Malik Bendjelloul was a Swedish filmmaker who won the 2013 Academy Award for best documentary with his debut feature, Searching for Sugar Man, about a forgotten American balladeer who, unwittingly, had achieved fame halfway around the world.
A largely inexperienced filmmaker when he started the project, Bendjelloul edited Searching for Sugar Man in his Stockholm flat and paid for most of it himself.
The film tells the story of Sixto Rodriguez, a singer, songwriter and guitarist from Detroit who recorded two blues-tinged folk-rock albums under the single name Rodriguez in the early 1970s and then vanished from the music scene, a casualty of poor publicity and meagre sales.
For decades he supported himself and three daughters doing unskilled jobs, unaware that his music – songs of protest and a life of struggle rendered in a heartfelt tenor – had resonated in South Africa. Victims and opponents of apartheid especially admired his anthems of fighting oppression. The film takes its title from Sugar Man, a song about a drug dealer that appeared on Rodriguez’s 1970 album, Cold Fact.
The film unearths Rodriguez’s tale in the manner of a detective story, telling of the search for information about the singer that had been started by a fan, Stephen Segerman, a Cape Town record shop owner. Reviewing the film, critic Manohla Dargis called it “a hugely appealing documentary about fans, faith and an enigmatic Age of Aquarius musician who burned bright and hopeful before disappearing.”
Bendjelloul was born in Ystad, at Sweden’s southern tip, on 14 September, 1977. He grew up in Angelholm, about 85 miles to the north-west.
Published sources say his father, Hacène Bendjelloul, was an Algerian doctor and his mother, the former Veronica Schildt, was a translator and painter.
As a youth in the early 1990s, Malik appeared in a recurring role in the Swedish TV series Ebba and Didrik, about siblings in a seaside village. (The director was his uncle.) He studied journalism at the University of Kalmar (now Linnaeus University), and went on to make short documentary features for Swedish TV featuring interviews with musicians such as Björk and Elton John. Restless, in 2006, he quit his job and travelled to South Africa in search of an original story for a film of his own.
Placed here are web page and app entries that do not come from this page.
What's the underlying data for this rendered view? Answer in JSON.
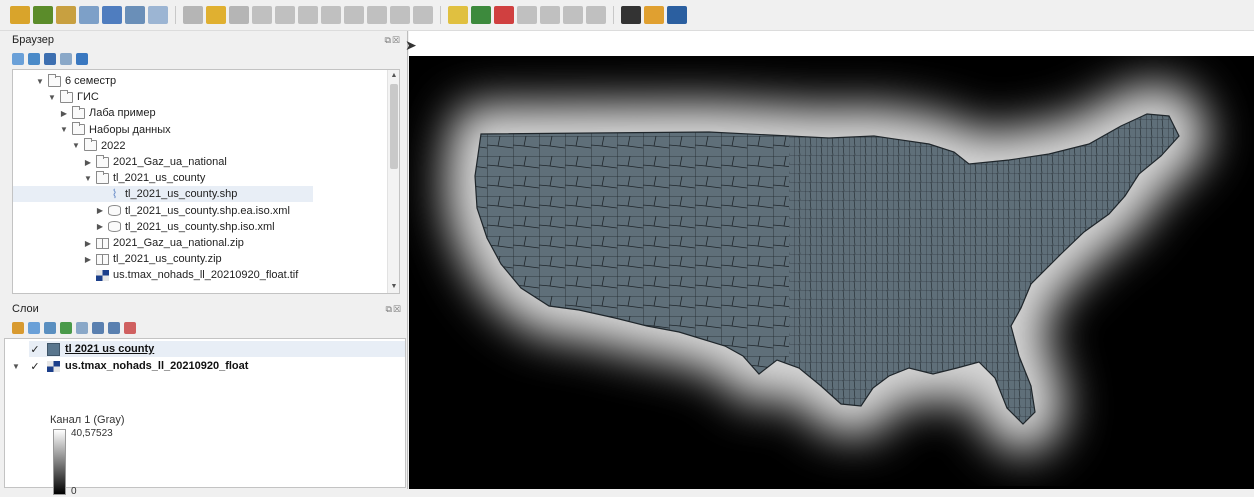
{
  "toolbar": {
    "buttons": [
      {
        "icon": "add-vector-icon",
        "color": "#d9a42b"
      },
      {
        "icon": "add-raster-icon",
        "color": "#5b8c2a"
      },
      {
        "icon": "add-delimited-icon",
        "color": "#c8a040"
      },
      {
        "icon": "add-spatialite-icon",
        "color": "#7da0c8"
      },
      {
        "icon": "add-postgis-icon",
        "color": "#4f7dbf"
      },
      {
        "icon": "add-wms-icon",
        "color": "#6a8fb8"
      },
      {
        "icon": "add-wcs-icon",
        "color": "#9cb5d3"
      },
      {
        "icon": "digitize-icon",
        "color": "#b5b5b5"
      },
      {
        "icon": "pencil-icon",
        "color": "#e0b030"
      },
      {
        "icon": "save-edits-icon",
        "color": "#b5b5b5"
      },
      {
        "icon": "add-feature-icon",
        "color": "#c0c0c0"
      },
      {
        "icon": "node-tool-icon",
        "color": "#c0c0c0"
      },
      {
        "icon": "delete-feature-icon",
        "color": "#c0c0c0"
      },
      {
        "icon": "cut-feature-icon",
        "color": "#c0c0c0"
      },
      {
        "icon": "copy-feature-icon",
        "color": "#c0c0c0"
      },
      {
        "icon": "paste-feature-icon",
        "color": "#c0c0c0"
      },
      {
        "icon": "undo-icon",
        "color": "#c0c0c0"
      },
      {
        "icon": "redo-icon",
        "color": "#c0c0c0"
      },
      {
        "icon": "label-icon",
        "color": "#e0c040"
      },
      {
        "icon": "label-pin-icon",
        "color": "#3d8a3d"
      },
      {
        "icon": "label-show-icon",
        "color": "#d04040"
      },
      {
        "icon": "label-move-icon",
        "color": "#c0c0c0"
      },
      {
        "icon": "label-rotate-icon",
        "color": "#c0c0c0"
      },
      {
        "icon": "label-change-icon",
        "color": "#c0c0c0"
      },
      {
        "icon": "label-props-icon",
        "color": "#c0c0c0"
      },
      {
        "icon": "python-icon",
        "color": "#333333"
      },
      {
        "icon": "plugin-icon",
        "color": "#e0a030"
      },
      {
        "icon": "grass-icon",
        "color": "#2b5fa0"
      }
    ]
  },
  "browser": {
    "title": "Браузер",
    "controls": "⧉☒",
    "tools": [
      "add-selected-icon",
      "refresh-icon",
      "filter-icon",
      "collapse-icon",
      "info-icon"
    ],
    "items": [
      {
        "label": "6 семестр",
        "indent": 0,
        "arrow": "▼",
        "icon": "folder"
      },
      {
        "label": "ГИС",
        "indent": 1,
        "arrow": "▼",
        "icon": "folder"
      },
      {
        "label": "Лаба пример",
        "indent": 2,
        "arrow": "▶",
        "icon": "folder"
      },
      {
        "label": "Наборы данных",
        "indent": 2,
        "arrow": "▼",
        "icon": "folder"
      },
      {
        "label": "2022",
        "indent": 3,
        "arrow": "▼",
        "icon": "folder"
      },
      {
        "label": "2021_Gaz_ua_national",
        "indent": 4,
        "arrow": "▶",
        "icon": "folder"
      },
      {
        "label": "tl_2021_us_county",
        "indent": 4,
        "arrow": "▼",
        "icon": "folder"
      },
      {
        "label": "tl_2021_us_county.shp",
        "indent": 5,
        "arrow": "",
        "icon": "shp",
        "selected": true
      },
      {
        "label": "tl_2021_us_county.shp.ea.iso.xml",
        "indent": 5,
        "arrow": "▶",
        "icon": "db"
      },
      {
        "label": "tl_2021_us_county.shp.iso.xml",
        "indent": 5,
        "arrow": "▶",
        "icon": "db"
      },
      {
        "label": "2021_Gaz_ua_national.zip",
        "indent": 4,
        "arrow": "▶",
        "icon": "zip"
      },
      {
        "label": "tl_2021_us_county.zip",
        "indent": 4,
        "arrow": "▶",
        "icon": "zip"
      },
      {
        "label": "us.tmax_nohads_ll_20210920_float.tif",
        "indent": 4,
        "arrow": "",
        "icon": "tif"
      }
    ]
  },
  "layers_panel": {
    "title": "Слои",
    "controls": "⧉☒",
    "tools": [
      "style-icon",
      "add-group-icon",
      "visibility-icon",
      "filter-legend-icon",
      "expression-icon",
      "expand-icon",
      "collapse-icon",
      "remove-layer-icon"
    ],
    "layers": [
      {
        "name": "tl 2021 us county",
        "checked": "✓",
        "type": "vector",
        "fill_color": "#59768e"
      },
      {
        "name": "us.tmax_nohads_ll_20210920_float",
        "checked": "✓",
        "type": "raster"
      }
    ],
    "band_label": "Канал 1 (Gray)",
    "ramp_max": "40,57523",
    "ramp_min": "0"
  },
  "map": {
    "background": "#000000",
    "county_fill": "#5f6f79",
    "county_stroke": "#1f262b"
  }
}
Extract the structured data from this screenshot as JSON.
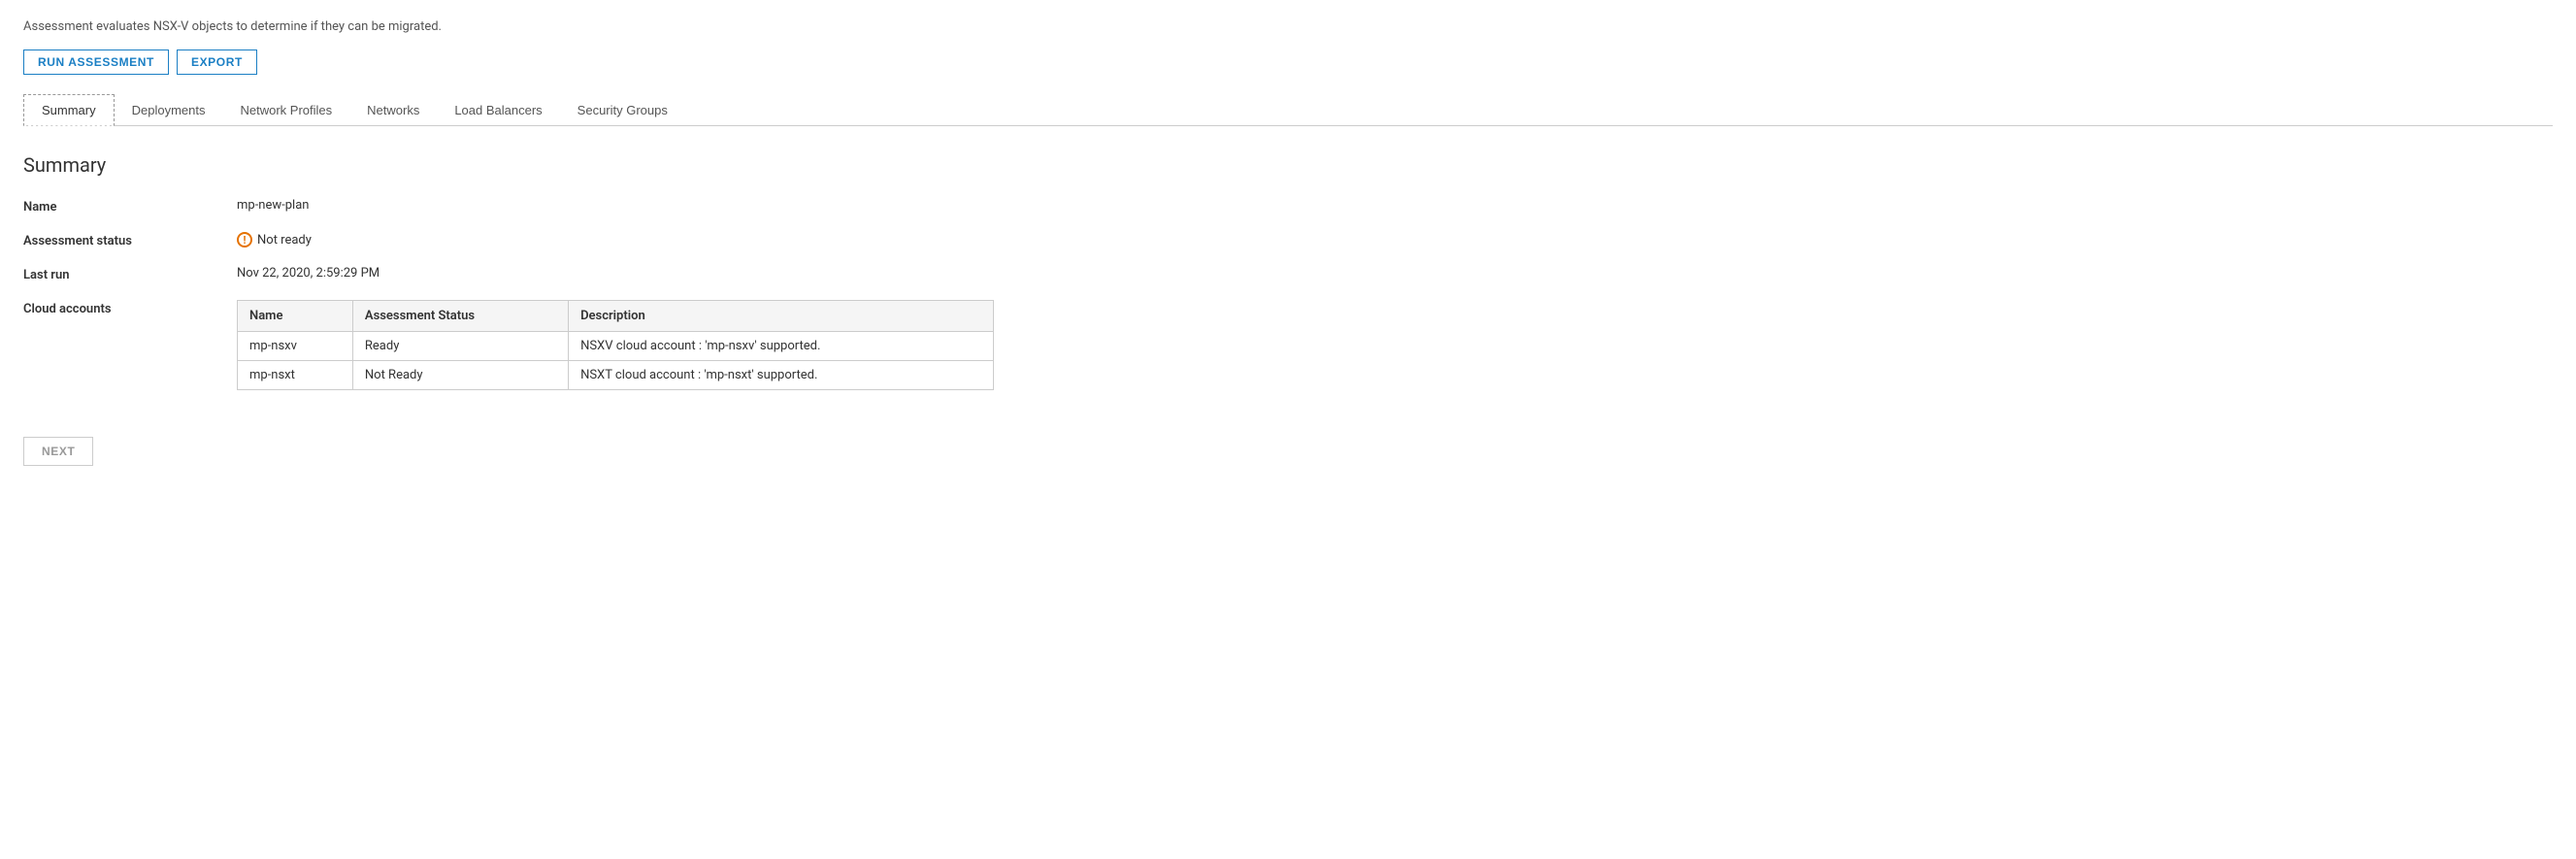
{
  "description": "Assessment evaluates NSX-V objects to determine if they can be migrated.",
  "toolbar": {
    "run_assessment_label": "RUN ASSESSMENT",
    "export_label": "EXPORT"
  },
  "tabs": [
    {
      "label": "Summary",
      "active": true
    },
    {
      "label": "Deployments",
      "active": false
    },
    {
      "label": "Network Profiles",
      "active": false
    },
    {
      "label": "Networks",
      "active": false
    },
    {
      "label": "Load Balancers",
      "active": false
    },
    {
      "label": "Security Groups",
      "active": false
    }
  ],
  "summary": {
    "title": "Summary",
    "fields": {
      "name_label": "Name",
      "name_value": "mp-new-plan",
      "status_label": "Assessment status",
      "status_text": "Not ready",
      "last_run_label": "Last run",
      "last_run_value": "Nov 22, 2020, 2:59:29 PM",
      "cloud_accounts_label": "Cloud accounts"
    },
    "table": {
      "columns": [
        "Name",
        "Assessment Status",
        "Description"
      ],
      "rows": [
        {
          "name": "mp-nsxv",
          "status": "Ready",
          "description": "NSXV cloud account : 'mp-nsxv' supported."
        },
        {
          "name": "mp-nsxt",
          "status": "Not Ready",
          "description": "NSXT cloud account : 'mp-nsxt' supported."
        }
      ]
    }
  },
  "next_button_label": "NEXT"
}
In Cape Town he met Segerman, who in 1997 had created a website, The Great Rodriguez Hunt, hoping to gather information about the singer. When Bendjelloul heard the story of Rodriguez, he was astonished.
“This was the greatest, the most amazing, true story I’d ever heard, an almost archetypal fairytale,” he said in a 2012 interview. “It’s a perfect story. It has the human element, the music aspect, a resurrection and a detective story.”
Bendjelloul’s body was found in his Stockholm flat. He is believed to have taken his own life.
• Copyright NYT 2014.